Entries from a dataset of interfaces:

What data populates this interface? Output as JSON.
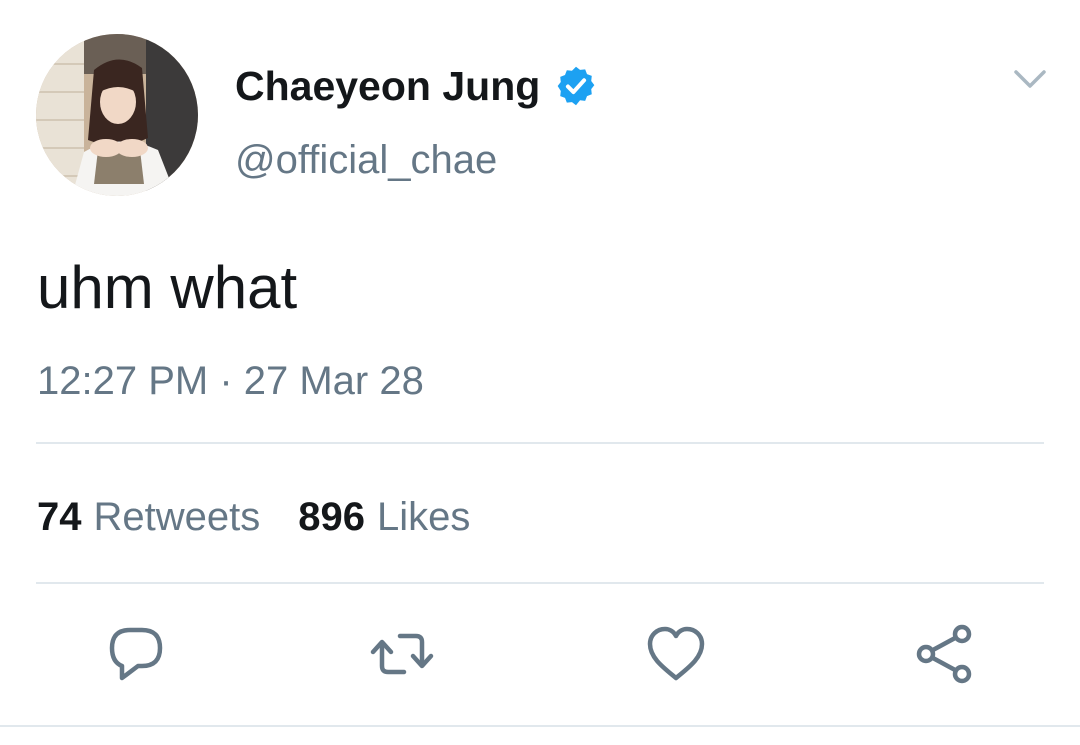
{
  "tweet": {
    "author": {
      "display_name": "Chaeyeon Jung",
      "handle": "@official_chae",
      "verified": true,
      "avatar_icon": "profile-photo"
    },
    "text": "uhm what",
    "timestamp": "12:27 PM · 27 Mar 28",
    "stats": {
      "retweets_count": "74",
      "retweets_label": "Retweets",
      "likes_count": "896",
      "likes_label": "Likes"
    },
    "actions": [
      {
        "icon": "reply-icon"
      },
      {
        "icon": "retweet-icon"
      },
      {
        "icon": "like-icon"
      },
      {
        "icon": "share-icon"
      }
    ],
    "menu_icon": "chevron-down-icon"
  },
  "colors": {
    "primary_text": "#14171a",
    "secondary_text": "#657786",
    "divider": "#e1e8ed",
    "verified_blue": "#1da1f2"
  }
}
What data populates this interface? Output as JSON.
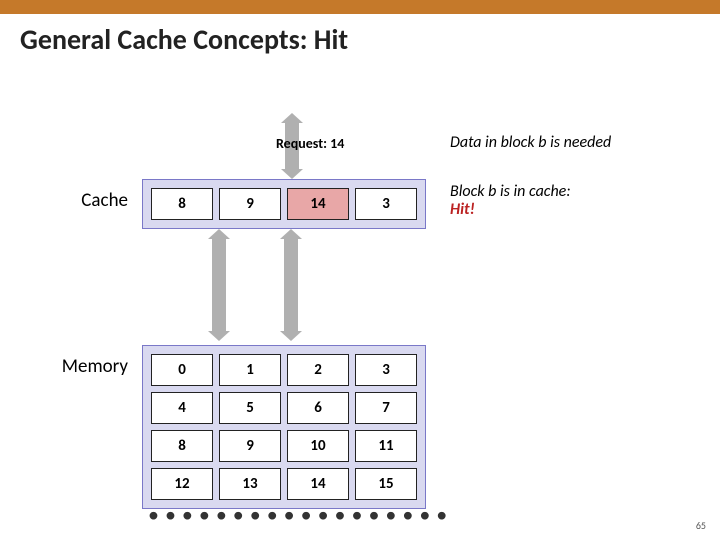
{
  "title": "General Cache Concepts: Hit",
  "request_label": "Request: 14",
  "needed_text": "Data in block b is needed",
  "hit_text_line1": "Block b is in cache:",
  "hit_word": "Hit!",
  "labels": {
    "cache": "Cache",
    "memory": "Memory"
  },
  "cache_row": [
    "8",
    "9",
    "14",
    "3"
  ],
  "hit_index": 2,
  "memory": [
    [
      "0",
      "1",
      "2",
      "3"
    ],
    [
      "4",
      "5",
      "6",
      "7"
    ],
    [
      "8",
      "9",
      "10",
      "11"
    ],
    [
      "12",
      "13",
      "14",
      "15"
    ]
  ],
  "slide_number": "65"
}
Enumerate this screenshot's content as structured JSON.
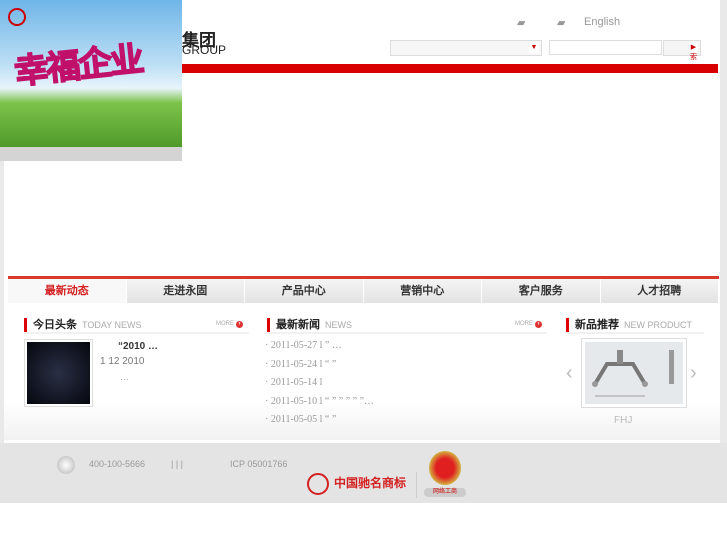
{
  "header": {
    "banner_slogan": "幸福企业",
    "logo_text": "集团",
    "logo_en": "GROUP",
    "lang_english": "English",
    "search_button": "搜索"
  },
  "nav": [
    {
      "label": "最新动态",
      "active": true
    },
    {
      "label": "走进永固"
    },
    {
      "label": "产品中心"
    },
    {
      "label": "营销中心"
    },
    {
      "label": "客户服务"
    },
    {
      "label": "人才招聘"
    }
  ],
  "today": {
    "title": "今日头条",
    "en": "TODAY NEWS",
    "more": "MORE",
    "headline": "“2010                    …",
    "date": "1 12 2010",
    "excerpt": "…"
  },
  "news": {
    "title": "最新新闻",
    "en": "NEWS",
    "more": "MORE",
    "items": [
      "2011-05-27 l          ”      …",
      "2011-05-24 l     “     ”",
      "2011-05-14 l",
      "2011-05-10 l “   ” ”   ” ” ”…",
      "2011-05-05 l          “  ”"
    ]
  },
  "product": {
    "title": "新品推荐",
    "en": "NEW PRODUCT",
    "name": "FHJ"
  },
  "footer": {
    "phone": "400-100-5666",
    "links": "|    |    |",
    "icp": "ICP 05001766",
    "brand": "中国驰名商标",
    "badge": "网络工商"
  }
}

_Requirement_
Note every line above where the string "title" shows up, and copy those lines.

_The completed task_
  "title": "General Cache Concepts: Hit",
    "title": "今日头条",
    "title": "最新新闻",
    "title": "新品推荐",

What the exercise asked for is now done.